Applications for freshman slots at the University of Missouri are down this year:
So far, the university has received 18,377 freshman applications, compared to 19,318 applications last year.
It's conventional wisdom to attribute the decline in interest in Mizzou on the part of high-school seniors to the student-protest chaos that reigned on the Columbia, Mo., campus last fall in the wake of several alleged racial incidents–chaos that led to the forced resignations of the university's president and the Missouri university system's chancellor.
Maybe. It couldn't be any fun to have your entire semester disrupted by your fellow students (plus some of your faculty) raising daily hell over exactly two confirmed incidents that, while inexcusable, seemed kind of minor on a campus of 35,000: an n-word allegedly hurled at a black student and the racial epithets directed at black students in general by a (since-removed) intoxicated while student.
But there could be another reason for the dropoff in Mizzou applications: the dull, hectoring and all-around excruciating "mandatory diversity training" sessions that began this January for all incoming students, faculty, and staff in the wake of the protests.
The sessions have begun, although so far only for students (faculty and staff have been mercifully spared so far). Their content to date has ranged from the ridiculous to the frighteningly totalitarian. Let's survey the ridculous first, in this report from Campus Reform:
One such presentation was by Dr. Rebecca Martinez of the University’s Women’s and Gender Studies Department, who showed pictures of Katy Perry in a geisha costume and posed the question, “Is this cultural appropriation?”
Martinez also pointed out problems with Mexican-themed Halloween costumes. “That’s not even a Mexican taco!” she exclaimed in reference to an example of such a guise. “It has lettuce in it!”
But this New York Times report on diversity training at Mizzou strikes a creepier note:
Scott N. Brooks, draped in a dapper shawl-collar sweater, looked out on the auditorium of mostly white students in puffy coats and sweats as they silently squirmed at his question. Why, he had asked, does Maria Sharapova, a white Russian tennis player, earn nearly twice as much in endorsements as Serena Williams, an African-American with a much better win-loss record?
“We like to think it’s all about merit,” said Dr. Brooks, a sociology professor at the University of Missouri, speaking in the casual cadence of his days as a nightclub D.J. “It’s sport. Simply, the best should earn the most money.”
Maybe tennis is not as popular here as overseas, one student offered. Dr. Brooks countered: Ms. Williams is a global figure. As the room fell silent, the elephant settled in. Most sat still, eyes transfixed on the stage. None of the participants — roughly 70 students new to the University of Missouri — dared to offer the reason for the disparity that seemed most obvious. Race.

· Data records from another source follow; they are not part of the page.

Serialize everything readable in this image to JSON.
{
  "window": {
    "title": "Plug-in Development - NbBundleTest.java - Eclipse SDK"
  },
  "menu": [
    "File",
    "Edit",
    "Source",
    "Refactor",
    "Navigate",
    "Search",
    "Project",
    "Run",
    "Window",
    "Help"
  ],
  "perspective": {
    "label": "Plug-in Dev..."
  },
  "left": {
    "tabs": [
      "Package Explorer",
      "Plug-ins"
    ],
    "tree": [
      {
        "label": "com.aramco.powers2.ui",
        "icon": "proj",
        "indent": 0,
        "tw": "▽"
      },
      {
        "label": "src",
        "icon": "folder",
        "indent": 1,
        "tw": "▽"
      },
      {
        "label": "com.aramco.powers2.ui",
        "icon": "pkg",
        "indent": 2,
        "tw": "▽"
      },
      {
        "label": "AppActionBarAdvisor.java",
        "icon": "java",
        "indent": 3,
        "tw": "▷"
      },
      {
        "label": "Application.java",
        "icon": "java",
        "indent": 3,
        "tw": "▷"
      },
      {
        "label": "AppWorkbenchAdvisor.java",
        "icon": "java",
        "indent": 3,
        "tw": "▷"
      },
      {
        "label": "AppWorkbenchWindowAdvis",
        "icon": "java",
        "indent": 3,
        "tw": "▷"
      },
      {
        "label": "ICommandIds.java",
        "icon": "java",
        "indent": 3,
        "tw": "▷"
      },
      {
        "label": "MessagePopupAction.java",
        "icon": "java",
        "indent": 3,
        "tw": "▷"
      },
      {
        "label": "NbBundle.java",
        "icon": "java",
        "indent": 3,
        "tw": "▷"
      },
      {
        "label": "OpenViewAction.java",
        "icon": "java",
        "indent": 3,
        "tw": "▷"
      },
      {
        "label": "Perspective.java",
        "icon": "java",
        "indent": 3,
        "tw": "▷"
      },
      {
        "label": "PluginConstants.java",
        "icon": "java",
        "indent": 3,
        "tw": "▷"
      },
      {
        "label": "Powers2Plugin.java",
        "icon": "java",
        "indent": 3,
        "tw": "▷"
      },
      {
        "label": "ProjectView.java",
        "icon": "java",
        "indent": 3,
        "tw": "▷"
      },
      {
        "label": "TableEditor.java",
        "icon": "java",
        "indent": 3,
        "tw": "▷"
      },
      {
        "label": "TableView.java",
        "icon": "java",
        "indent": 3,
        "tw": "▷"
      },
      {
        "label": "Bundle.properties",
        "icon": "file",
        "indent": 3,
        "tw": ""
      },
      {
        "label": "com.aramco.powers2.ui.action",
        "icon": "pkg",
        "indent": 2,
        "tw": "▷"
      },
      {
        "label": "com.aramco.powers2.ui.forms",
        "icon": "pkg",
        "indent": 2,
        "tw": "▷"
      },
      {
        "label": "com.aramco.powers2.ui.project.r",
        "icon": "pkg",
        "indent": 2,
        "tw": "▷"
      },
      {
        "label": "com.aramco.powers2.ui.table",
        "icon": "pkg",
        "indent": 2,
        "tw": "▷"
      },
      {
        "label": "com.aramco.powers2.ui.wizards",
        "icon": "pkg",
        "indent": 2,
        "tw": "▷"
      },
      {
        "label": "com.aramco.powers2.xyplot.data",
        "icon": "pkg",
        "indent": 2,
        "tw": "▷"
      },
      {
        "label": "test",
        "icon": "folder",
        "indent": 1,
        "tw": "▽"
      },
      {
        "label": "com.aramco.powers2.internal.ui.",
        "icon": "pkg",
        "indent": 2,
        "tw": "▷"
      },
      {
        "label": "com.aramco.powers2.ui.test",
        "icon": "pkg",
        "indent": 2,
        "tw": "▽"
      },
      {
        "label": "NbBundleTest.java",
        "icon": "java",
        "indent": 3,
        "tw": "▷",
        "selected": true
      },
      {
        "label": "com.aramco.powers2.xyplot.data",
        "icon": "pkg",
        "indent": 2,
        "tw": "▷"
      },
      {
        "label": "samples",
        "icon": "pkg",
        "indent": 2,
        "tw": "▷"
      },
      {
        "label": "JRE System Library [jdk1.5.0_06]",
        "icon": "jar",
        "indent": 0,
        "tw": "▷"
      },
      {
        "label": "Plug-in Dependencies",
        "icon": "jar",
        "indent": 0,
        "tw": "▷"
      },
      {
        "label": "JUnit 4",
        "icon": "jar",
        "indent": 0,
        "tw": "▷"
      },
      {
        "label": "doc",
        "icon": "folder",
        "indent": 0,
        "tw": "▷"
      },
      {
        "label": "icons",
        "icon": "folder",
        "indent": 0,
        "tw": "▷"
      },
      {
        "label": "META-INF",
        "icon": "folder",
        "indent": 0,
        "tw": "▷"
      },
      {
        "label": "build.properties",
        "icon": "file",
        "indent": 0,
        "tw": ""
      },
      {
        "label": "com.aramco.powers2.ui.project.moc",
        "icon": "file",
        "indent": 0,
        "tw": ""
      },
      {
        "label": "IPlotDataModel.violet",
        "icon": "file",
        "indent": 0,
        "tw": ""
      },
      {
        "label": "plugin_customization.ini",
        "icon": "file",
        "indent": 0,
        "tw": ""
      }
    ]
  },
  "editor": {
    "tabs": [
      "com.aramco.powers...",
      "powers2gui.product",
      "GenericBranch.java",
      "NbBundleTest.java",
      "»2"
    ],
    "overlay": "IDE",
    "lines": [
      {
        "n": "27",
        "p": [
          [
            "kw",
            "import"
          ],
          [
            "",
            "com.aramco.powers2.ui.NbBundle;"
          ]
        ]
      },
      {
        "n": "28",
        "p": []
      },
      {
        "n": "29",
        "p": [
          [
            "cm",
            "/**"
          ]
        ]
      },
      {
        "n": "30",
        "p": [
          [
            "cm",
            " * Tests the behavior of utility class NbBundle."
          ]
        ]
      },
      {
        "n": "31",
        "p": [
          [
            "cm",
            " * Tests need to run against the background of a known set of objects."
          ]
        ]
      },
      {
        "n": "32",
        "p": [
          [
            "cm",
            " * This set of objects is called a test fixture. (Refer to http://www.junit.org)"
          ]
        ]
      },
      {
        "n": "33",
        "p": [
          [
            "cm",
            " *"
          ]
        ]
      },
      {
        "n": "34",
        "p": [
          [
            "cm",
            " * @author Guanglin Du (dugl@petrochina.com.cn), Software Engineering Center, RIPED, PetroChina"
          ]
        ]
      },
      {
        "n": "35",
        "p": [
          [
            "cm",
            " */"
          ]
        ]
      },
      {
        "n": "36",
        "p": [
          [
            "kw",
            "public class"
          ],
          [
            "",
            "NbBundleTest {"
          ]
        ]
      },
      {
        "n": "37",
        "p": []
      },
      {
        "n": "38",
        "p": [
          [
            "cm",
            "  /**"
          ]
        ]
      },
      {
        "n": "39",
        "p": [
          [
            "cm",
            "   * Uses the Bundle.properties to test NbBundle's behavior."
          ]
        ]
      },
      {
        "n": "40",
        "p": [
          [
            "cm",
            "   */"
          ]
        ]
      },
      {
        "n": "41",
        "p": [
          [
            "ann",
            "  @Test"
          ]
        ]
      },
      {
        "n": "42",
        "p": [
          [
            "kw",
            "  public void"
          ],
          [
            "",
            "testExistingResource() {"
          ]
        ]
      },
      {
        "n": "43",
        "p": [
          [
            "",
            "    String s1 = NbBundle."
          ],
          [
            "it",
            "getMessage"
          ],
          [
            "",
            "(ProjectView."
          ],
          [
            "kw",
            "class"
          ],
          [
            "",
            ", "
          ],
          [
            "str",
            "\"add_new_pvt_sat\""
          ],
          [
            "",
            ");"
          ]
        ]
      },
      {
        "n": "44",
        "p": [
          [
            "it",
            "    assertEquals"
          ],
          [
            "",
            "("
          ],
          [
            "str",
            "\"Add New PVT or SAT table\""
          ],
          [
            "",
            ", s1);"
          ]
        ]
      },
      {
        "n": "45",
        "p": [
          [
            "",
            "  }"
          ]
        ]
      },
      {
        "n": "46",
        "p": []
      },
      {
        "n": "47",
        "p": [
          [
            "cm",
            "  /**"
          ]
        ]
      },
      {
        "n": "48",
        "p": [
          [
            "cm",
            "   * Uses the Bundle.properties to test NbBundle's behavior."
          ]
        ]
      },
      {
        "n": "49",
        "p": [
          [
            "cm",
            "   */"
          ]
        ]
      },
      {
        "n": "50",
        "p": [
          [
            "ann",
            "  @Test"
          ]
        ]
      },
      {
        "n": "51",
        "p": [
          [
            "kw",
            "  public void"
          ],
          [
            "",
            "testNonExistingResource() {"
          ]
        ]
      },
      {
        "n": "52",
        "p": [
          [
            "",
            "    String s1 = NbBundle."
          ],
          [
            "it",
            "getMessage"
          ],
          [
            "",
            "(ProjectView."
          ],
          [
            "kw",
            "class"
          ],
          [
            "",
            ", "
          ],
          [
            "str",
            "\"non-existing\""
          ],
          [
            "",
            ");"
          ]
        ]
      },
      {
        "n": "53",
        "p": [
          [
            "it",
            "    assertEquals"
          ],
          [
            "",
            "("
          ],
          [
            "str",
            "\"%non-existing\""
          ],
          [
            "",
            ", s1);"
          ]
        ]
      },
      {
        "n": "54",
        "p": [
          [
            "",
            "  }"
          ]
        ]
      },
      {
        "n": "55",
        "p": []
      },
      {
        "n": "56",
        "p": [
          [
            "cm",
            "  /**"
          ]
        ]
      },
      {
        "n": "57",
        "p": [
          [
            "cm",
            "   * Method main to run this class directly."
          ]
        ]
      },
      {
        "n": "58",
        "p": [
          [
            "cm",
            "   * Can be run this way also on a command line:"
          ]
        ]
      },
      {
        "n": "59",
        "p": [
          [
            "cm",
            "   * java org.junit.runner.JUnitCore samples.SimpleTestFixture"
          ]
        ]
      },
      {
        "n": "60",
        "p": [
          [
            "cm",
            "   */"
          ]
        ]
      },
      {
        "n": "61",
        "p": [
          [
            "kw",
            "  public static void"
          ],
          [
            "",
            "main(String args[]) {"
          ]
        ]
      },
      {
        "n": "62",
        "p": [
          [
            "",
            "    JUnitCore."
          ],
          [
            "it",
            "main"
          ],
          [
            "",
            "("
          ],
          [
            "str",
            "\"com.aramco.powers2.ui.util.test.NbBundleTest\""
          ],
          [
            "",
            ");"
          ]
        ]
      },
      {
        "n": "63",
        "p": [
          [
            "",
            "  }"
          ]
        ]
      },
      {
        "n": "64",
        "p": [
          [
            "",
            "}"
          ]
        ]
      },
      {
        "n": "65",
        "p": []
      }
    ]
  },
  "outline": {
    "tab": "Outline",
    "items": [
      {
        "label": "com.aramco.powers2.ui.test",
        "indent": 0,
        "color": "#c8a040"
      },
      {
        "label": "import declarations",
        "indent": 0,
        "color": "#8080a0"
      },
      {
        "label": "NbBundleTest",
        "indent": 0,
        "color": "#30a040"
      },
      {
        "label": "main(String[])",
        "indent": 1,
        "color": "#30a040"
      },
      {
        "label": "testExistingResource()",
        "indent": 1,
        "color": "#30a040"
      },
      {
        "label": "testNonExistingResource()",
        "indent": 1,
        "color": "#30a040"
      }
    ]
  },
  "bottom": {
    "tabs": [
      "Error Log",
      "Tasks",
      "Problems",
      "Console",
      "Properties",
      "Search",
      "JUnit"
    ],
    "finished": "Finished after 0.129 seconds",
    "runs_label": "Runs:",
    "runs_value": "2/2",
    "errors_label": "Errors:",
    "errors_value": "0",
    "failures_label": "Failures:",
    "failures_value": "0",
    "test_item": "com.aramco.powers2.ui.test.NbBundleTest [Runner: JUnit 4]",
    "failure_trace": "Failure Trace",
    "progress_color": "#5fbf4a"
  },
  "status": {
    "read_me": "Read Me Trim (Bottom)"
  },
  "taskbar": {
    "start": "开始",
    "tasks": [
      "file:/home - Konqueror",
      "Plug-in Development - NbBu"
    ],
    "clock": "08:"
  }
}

The new frontier in the university’s eternal struggle with race starts here, with blunt conversations that seek to bridge a stark campus divide. Yet what was evident in this pregnant moment during a new diversity session that the university is requiring of all new students was this: People just don’t want to discuss it….
[Brooks] offered a gentle explanation of the Williams/Sharapova discrepancy: “Maria is considered a beauty queen, but by what standards of beauty? Some people might just say, ‘Oh, well, she’s just prettier.’ Well, according to whom? This spells out how we see beauty in terms of race, this idea of femininity. Serena is often spoofed for her big butt. She’s seen as too muscular.”
I'm leaving aside the fact that Serena Williams pulls in almost twice as much income as Maria Sharapova from playing tennis: $69.7 million in prize money compared with Sharapova's $34.9 million. Serena Williams is, in fact, the highest-paid tennis player in the world. The lanky, supermodel-esque Sharapova may earn more in product endorsements–but that's because people like to look at lanky, supermodel-esque women more than they like to look at "too muscular" women like Serena Williams. Believe me, if Rihanna were a tennis player, she'd have no trouble pulling down product endorsements either.
What's at issue here is that those Mizzou students who "silently squirmed" or "sat still" in their seats were obviously feeling cowed. They knew that they weren't sitting there to have "blunt conversations about race" but, rather, to arrive at the politically correct conclusion: that it was "obvious" that the Williams-Sharapova product-endorsement disparity was all about "race." Why bother having a "conversation" when its outcome is a foregone conclusion?
Given that a mandatory bullying session is now part of the Mizzou freshman experience, I wouldn't want to apply to the school, either.